→ Work required
What you return should be each line of the data containing the string "tier".

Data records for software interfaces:
:::::

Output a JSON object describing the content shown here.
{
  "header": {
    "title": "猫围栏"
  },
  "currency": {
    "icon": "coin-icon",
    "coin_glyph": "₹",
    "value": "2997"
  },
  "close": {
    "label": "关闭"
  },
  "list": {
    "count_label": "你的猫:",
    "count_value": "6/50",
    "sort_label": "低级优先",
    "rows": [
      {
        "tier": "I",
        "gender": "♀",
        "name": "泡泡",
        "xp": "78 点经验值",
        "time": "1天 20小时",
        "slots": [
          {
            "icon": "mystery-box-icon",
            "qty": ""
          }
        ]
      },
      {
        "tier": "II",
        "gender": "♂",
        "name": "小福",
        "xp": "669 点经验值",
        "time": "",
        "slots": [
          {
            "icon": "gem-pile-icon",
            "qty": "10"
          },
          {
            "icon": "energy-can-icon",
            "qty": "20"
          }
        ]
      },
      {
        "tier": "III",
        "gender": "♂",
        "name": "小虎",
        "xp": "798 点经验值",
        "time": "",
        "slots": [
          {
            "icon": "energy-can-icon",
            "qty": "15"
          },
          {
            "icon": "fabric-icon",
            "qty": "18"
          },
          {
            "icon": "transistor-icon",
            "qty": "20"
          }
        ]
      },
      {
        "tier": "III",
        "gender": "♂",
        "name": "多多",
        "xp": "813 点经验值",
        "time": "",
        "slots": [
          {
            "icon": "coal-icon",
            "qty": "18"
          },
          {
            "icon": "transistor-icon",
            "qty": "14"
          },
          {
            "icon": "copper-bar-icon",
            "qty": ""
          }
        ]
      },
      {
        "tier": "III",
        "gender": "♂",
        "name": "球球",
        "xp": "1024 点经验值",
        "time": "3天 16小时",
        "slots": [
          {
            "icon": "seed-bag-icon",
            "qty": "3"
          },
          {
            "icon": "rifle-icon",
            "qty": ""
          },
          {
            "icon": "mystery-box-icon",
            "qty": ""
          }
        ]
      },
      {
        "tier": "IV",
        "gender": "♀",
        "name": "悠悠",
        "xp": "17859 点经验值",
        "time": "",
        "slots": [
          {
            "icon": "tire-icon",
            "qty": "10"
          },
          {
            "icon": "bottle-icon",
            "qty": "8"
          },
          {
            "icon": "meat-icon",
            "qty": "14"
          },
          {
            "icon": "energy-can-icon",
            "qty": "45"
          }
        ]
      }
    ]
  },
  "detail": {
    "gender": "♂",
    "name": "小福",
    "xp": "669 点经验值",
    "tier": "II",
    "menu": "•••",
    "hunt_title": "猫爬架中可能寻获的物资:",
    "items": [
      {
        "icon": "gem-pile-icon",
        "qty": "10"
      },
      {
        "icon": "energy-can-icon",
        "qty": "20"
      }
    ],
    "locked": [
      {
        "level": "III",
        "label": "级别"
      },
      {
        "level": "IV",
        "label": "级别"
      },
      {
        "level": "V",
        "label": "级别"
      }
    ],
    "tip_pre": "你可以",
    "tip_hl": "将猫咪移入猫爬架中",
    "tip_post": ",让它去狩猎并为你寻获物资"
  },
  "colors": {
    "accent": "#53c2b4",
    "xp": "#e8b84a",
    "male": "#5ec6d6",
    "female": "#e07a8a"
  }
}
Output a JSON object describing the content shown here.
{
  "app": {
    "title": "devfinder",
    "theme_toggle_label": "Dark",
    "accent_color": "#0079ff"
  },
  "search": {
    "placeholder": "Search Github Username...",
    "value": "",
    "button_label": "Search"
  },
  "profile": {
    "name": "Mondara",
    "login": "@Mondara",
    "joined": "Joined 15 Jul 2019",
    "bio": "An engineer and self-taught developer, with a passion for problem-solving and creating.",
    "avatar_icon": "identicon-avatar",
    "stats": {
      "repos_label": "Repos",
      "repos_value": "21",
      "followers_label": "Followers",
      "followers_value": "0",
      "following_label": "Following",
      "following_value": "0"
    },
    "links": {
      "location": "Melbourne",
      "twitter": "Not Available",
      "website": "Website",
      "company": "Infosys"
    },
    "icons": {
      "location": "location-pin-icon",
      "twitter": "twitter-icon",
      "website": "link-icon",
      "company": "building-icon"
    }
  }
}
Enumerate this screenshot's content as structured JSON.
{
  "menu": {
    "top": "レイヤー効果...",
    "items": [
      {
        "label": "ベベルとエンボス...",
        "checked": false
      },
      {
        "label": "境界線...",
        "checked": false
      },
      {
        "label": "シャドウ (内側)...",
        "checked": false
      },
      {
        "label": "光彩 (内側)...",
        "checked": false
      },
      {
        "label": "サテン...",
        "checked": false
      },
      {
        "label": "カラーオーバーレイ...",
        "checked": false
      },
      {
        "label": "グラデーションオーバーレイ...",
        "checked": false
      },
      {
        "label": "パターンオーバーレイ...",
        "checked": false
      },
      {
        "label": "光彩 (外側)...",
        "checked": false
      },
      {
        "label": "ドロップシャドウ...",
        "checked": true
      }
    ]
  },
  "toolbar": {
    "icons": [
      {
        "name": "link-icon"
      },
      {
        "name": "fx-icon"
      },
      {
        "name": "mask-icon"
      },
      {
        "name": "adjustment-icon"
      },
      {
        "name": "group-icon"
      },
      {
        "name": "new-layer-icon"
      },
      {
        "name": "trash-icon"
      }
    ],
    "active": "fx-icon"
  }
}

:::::

→ Answer section
        "tier": "I",
        "tier": "II",
        "tier": "III",
        "tier": "III",
        "tier": "III",
        "tier": "IV",
    "tier": "II",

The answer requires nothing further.